-- TASK OBJECTIVE --
Return the data word for word. Pictures are to be omitted.

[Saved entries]

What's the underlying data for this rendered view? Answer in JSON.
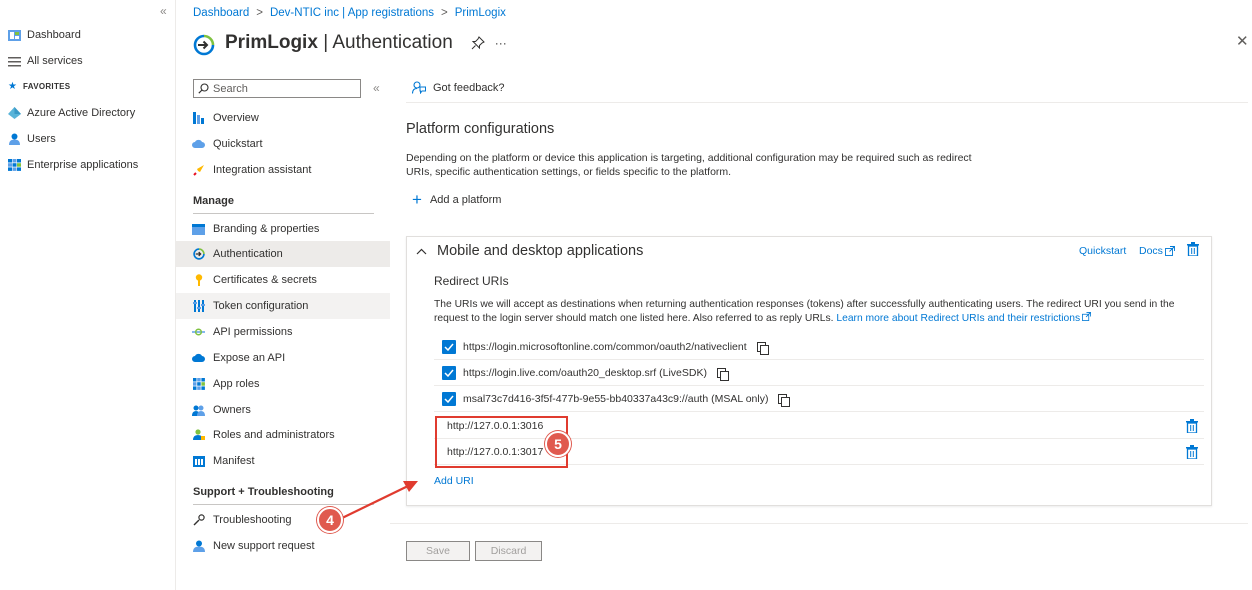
{
  "leftnav": {
    "collapse_icon": "«",
    "dashboard": "Dashboard",
    "all_services": "All services",
    "favorites": "FAVORITES",
    "azure_ad": "Azure Active Directory",
    "users": "Users",
    "enterprise_apps": "Enterprise applications"
  },
  "breadcrumb": {
    "item1": "Dashboard",
    "item2": "Dev-NTIC inc | App registrations",
    "item3": "PrimLogix",
    "separator": ">"
  },
  "header": {
    "title_bold": "PrimLogix",
    "title_rest": "| Authentication",
    "more": "···",
    "close": "✕"
  },
  "menu": {
    "search_placeholder": "Search",
    "collapse_icon": "«",
    "overview": "Overview",
    "quickstart": "Quickstart",
    "integration_assistant": "Integration assistant",
    "manage_section": "Manage",
    "branding": "Branding & properties",
    "authentication": "Authentication",
    "certificates": "Certificates & secrets",
    "token_config": "Token configuration",
    "api_permissions": "API permissions",
    "expose_api": "Expose an API",
    "app_roles": "App roles",
    "owners": "Owners",
    "roles_admins": "Roles and administrators",
    "manifest": "Manifest",
    "support_section": "Support + Troubleshooting",
    "troubleshooting": "Troubleshooting",
    "new_support": "New support request"
  },
  "main": {
    "feedback": "Got feedback?",
    "platform_title": "Platform configurations",
    "platform_desc": "Depending on the platform or device this application is targeting, additional configuration may be required such as redirect URIs, specific authentication settings, or fields specific to the platform.",
    "add_platform": "Add a platform",
    "card_title": "Mobile and desktop applications",
    "quickstart": "Quickstart",
    "docs": "Docs",
    "redirect_title": "Redirect URIs",
    "redirect_desc": "The URIs we will accept as destinations when returning authentication responses (tokens) after successfully authenticating users. The redirect URI you send in the request to the login server should match one listed here. Also referred to as reply URLs. ",
    "redirect_link": "Learn more about Redirect URIs and their restrictions",
    "uris_checked": [
      "https://login.microsoftonline.com/common/oauth2/nativeclient",
      "https://login.live.com/oauth20_desktop.srf (LiveSDK)",
      "msal73c7d416-3f5f-477b-9e55-bb40337a43c9://auth (MSAL only)"
    ],
    "uris_custom": [
      "http://127.0.0.1:3016",
      "http://127.0.0.1:3017"
    ],
    "add_uri": "Add URI",
    "save": "Save",
    "discard": "Discard"
  },
  "annotations": {
    "step4": "4",
    "step5": "5"
  },
  "colors": {
    "accent": "#0078d4",
    "annotation_red": "#e03b2f",
    "active_bg": "#edebe9"
  }
}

-- RESULT OF THE TASK --
What's the underlying data for this rendered view? Answer in JSON.
{
  "leftnav": {
    "collapse_icon": "«",
    "dashboard": "Dashboard",
    "all_services": "All services",
    "favorites": "FAVORITES",
    "azure_ad": "Azure Active Directory",
    "users": "Users",
    "enterprise_apps": "Enterprise applications"
  },
  "breadcrumb": {
    "item1": "Dashboard",
    "item2": "Dev-NTIC inc | App registrations",
    "item3": "PrimLogix",
    "separator": ">"
  },
  "header": {
    "title_bold": "PrimLogix",
    "title_rest": "| Authentication",
    "more": "···",
    "close": "✕"
  },
  "menu": {
    "search_placeholder": "Search",
    "collapse_icon": "«",
    "overview": "Overview",
    "quickstart": "Quickstart",
    "integration_assistant": "Integration assistant",
    "manage_section": "Manage",
    "branding": "Branding & properties",
    "authentication": "Authentication",
    "certificates": "Certificates & secrets",
    "token_config": "Token configuration",
    "api_permissions": "API permissions",
    "expose_api": "Expose an API",
    "app_roles": "App roles",
    "owners": "Owners",
    "roles_admins": "Roles and administrators",
    "manifest": "Manifest",
    "support_section": "Support + Troubleshooting",
    "troubleshooting": "Troubleshooting",
    "new_support": "New support request"
  },
  "main": {
    "feedback": "Got feedback?",
    "platform_title": "Platform configurations",
    "platform_desc": "Depending on the platform or device this application is targeting, additional configuration may be required such as redirect URIs, specific authentication settings, or fields specific to the platform.",
    "add_platform": "Add a platform",
    "card_title": "Mobile and desktop applications",
    "quickstart": "Quickstart",
    "docs": "Docs",
    "redirect_title": "Redirect URIs",
    "redirect_desc": "The URIs we will accept as destinations when returning authentication responses (tokens) after successfully authenticating users. The redirect URI you send in the request to the login server should match one listed here. Also referred to as reply URLs. ",
    "redirect_link": "Learn more about Redirect URIs and their restrictions",
    "uris_checked": [
      "https://login.microsoftonline.com/common/oauth2/nativeclient",
      "https://login.live.com/oauth20_desktop.srf (LiveSDK)",
      "msal73c7d416-3f5f-477b-9e55-bb40337a43c9://auth (MSAL only)"
    ],
    "uris_custom": [
      "http://127.0.0.1:3016",
      "http://127.0.0.1:3017"
    ],
    "add_uri": "Add URI",
    "save": "Save",
    "discard": "Discard"
  },
  "annotations": {
    "step4": "4",
    "step5": "5"
  },
  "colors": {
    "accent": "#0078d4",
    "annotation_red": "#e03b2f",
    "active_bg": "#edebe9"
  }
}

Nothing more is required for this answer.